» **Exercise directions**:
Among the lines of the data, copy those that hold "Connections".

..........

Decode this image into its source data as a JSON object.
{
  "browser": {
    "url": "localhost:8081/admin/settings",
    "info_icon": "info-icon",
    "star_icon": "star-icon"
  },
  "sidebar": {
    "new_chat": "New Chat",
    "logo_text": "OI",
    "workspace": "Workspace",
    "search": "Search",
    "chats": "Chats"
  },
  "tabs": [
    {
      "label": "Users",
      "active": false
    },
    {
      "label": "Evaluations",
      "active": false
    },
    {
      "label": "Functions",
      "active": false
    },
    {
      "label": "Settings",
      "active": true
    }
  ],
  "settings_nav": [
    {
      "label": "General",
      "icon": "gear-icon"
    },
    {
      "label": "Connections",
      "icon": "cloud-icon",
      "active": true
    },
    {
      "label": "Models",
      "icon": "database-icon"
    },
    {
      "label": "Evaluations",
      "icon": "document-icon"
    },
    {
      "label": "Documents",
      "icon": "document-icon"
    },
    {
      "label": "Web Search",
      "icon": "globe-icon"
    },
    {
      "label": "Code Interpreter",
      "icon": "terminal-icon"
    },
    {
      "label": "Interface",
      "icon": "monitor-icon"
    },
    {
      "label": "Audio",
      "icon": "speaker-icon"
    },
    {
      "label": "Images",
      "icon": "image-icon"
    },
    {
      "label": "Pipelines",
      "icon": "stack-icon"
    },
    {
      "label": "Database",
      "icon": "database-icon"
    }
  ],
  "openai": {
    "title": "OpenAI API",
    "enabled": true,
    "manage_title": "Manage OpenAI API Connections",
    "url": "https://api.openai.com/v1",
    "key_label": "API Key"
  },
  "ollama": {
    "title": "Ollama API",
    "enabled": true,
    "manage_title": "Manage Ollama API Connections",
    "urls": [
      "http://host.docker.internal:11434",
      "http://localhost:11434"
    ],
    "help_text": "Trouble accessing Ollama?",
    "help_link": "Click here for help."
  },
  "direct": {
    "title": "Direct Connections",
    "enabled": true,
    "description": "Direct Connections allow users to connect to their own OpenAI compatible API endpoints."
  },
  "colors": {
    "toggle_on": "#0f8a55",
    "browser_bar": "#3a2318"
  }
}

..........

» **Response area**:
      "label": "Connections",
    "manage_title": "Manage OpenAI API Connections",
    "manage_title": "Manage Ollama API Connections",
    "title": "Direct Connections",
    "description": "Direct Connections allow users to connect to their own OpenAI compatible API endpoints."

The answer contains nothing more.